^ Leonard Zusne, Warren H. Jones. (1989). Anomalistic Psychology: A Study of Magical Thinking. Psychology Press. p. 221. ISBN 978-0-8058-0508-6 "The spirits, controls, and guides of a medium are the products of the medium's own psychological dynamics. On the one hand, they personify the medium's hidden impulses and wish life. On the other, they are also shaped by the expectations of the medium's sitters, the medium's experience, the cultural background, and the spirit of the times."
From its earliest beginnings to contemporary times, mediumship practices have had many instances of fraud and trickery. Séances take place in darkness so the poor lighting conditions can become an easy opportunity for fraud. Physical mediumship that has been investigated by scientists has been discovered to be the result of deception and trickery. Ectoplasm, a supposed paranormal substance, was revealed to have been made from cheesecloth, butter, muslin, and cloth. Mediums would also stick cut-out faces from magazines and newspapers onto cloth or on other props and use plastic dolls in their séances to pretend to their audiences spirits were contacting them. Lewis Spence in his book An Encyclopaedia of Occultism (1960) wrote:

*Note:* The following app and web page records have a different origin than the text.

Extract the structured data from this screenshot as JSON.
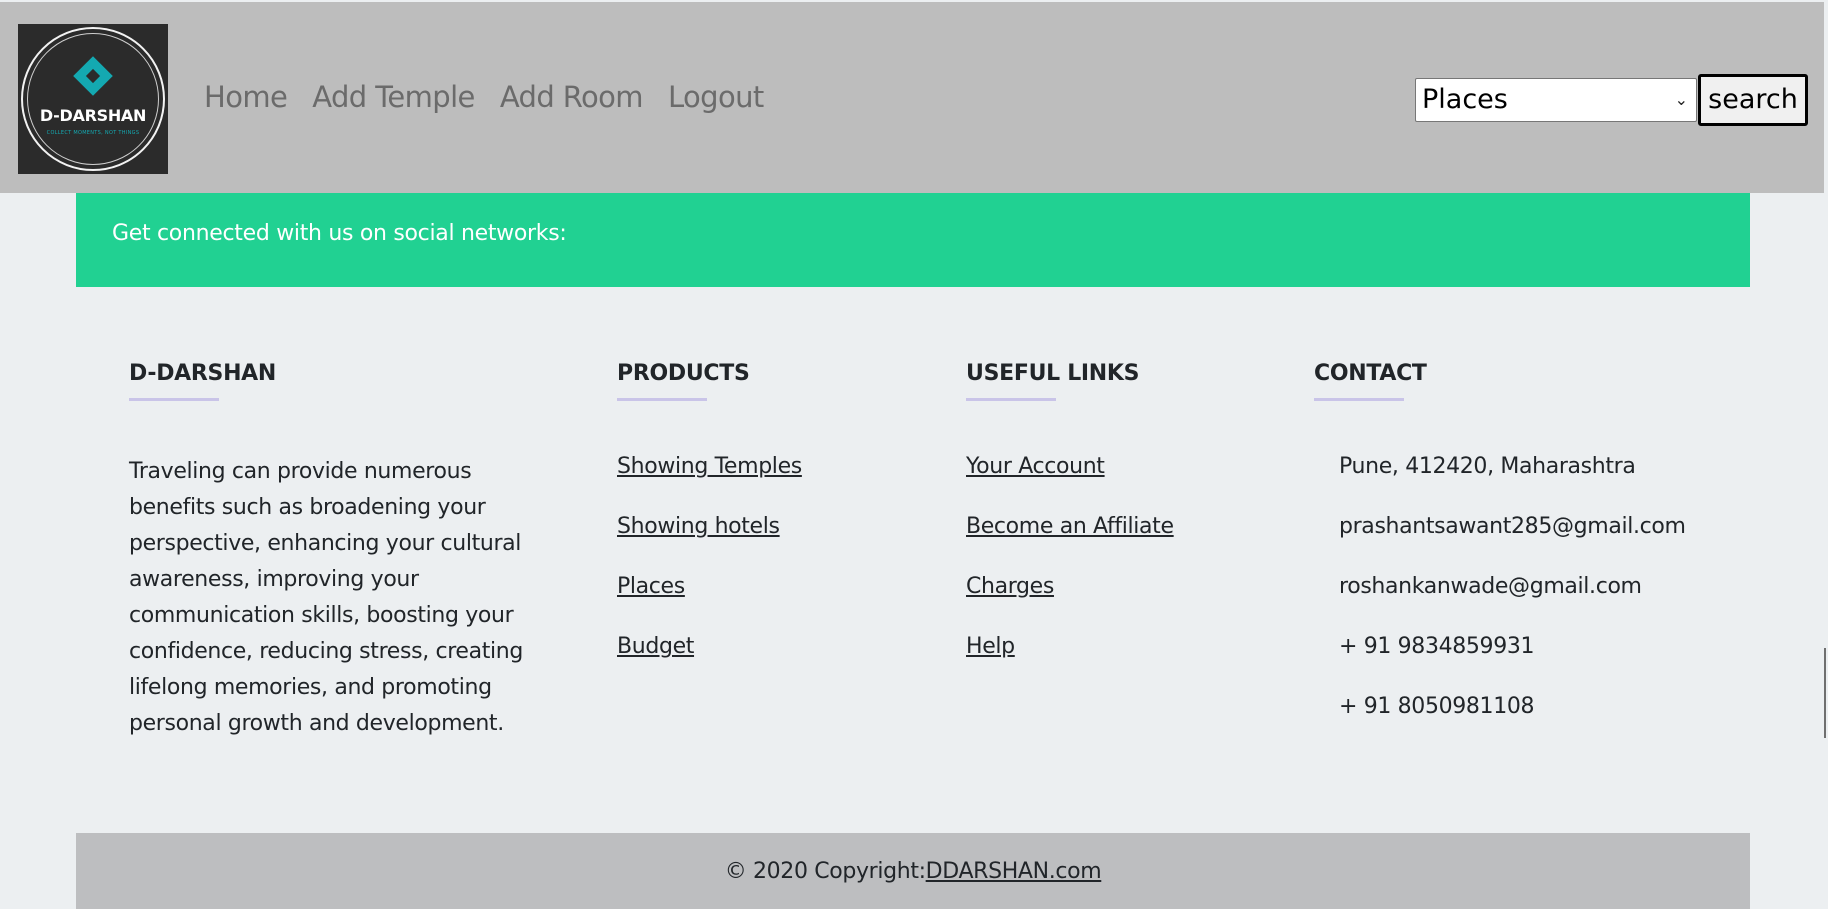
{
  "navbar": {
    "logo": {
      "title": "D-DARSHAN",
      "tagline": "COLLECT MOMENTS, NOT THINGS"
    },
    "links": [
      "Home",
      "Add Temple",
      "Add Room",
      "Logout"
    ],
    "search": {
      "selected": "Places",
      "button_label": "search"
    }
  },
  "social": {
    "text": "Get connected with us on social networks:"
  },
  "footer": {
    "about": {
      "title": "D-DARSHAN",
      "text": "Traveling can provide numerous benefits such as broadening your perspective, enhancing your cultural awareness, improving your communication skills, boosting your confidence, reducing stress, creating lifelong memories, and promoting personal growth and development."
    },
    "products": {
      "title": "PRODUCTS",
      "links": [
        "Showing Temples",
        "Showing hotels",
        "Places",
        "Budget"
      ]
    },
    "useful_links": {
      "title": "USEFUL LINKS",
      "links": [
        "Your Account",
        "Become an Affiliate",
        "Charges",
        "Help"
      ]
    },
    "contact": {
      "title": "CONTACT",
      "items": [
        "Pune, 412420, Maharashtra",
        "prashantsawant285@gmail.com",
        "roshankanwade@gmail.com",
        "+ 91 9834859931",
        "+ 91 8050981108"
      ]
    }
  },
  "copyright": {
    "text": "© 2020 Copyright:",
    "link": "DDARSHAN.com"
  },
  "colors": {
    "navbar_bg": "#BDBDBD",
    "social_bg": "#21D192",
    "footer_bg": "#ECEFF1",
    "copyright_bg": "#BDBEC0",
    "logo_accent": "#14A9B1"
  }
}
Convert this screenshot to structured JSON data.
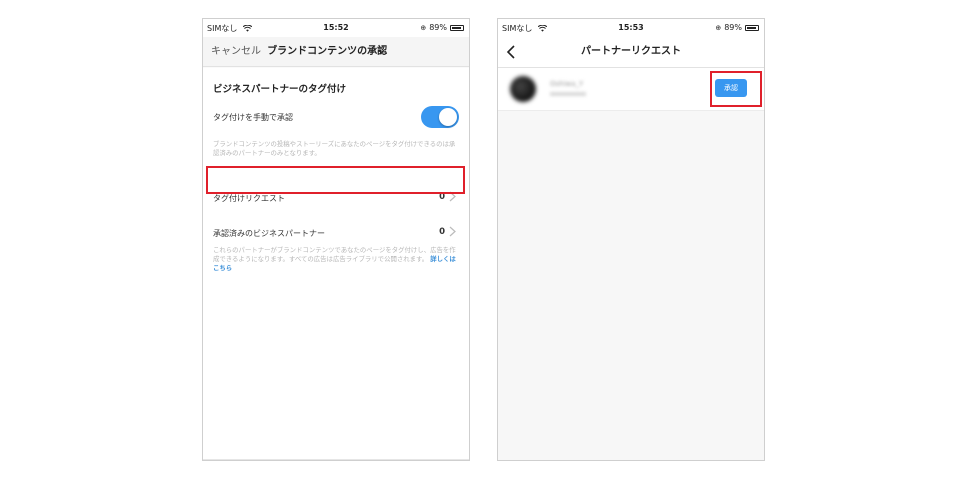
{
  "left_screen": {
    "status": {
      "carrier": "SIMなし",
      "time": "15:52",
      "battery": "89%"
    },
    "nav": {
      "cancel": "キャンセル",
      "title": "ブランドコンテンツの承認"
    },
    "section_title": "ビジネスパートナーのタグ付け",
    "toggle": {
      "label": "タグ付けを手動で承認",
      "on": true
    },
    "description_1": "ブランドコンテンツの投稿やストーリーズにあなたのページをタグ付けできるのは承認済みのパートナーのみとなります。",
    "rows": [
      {
        "label": "タグ付けリクエスト",
        "count": "0"
      },
      {
        "label": "承認済みのビジネスパートナー",
        "count": "0"
      }
    ],
    "description_2": "これらのパートナーがブランドコンテンツであなたのページをタグ付けし、広告を作成できるようになります。すべての広告は広告ライブラリで公開されます。",
    "description_2_link": "詳しくはこちら"
  },
  "right_screen": {
    "status": {
      "carrier": "SIMなし",
      "time": "15:53",
      "battery": "89%"
    },
    "nav": {
      "title": "パートナーリクエスト"
    },
    "request": {
      "name": "Oshiwa_Y",
      "approve_label": "承認"
    }
  },
  "colors": {
    "accent": "#3897f0",
    "highlight": "#e0202b"
  }
}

Most telephone psychic clients are repeat customers, who rely on their telephone psychic to provide accurate and timely advice that is pertinent to their lives. It is all done over the phone. Phones provide an instant connection between callers and psychics. As a supernatural advisor, it is imperative to build trust and credibility with your clients by using a calming and interested voice and by being able to solve problems and answer questions without ever seeing the person on the other end of the line.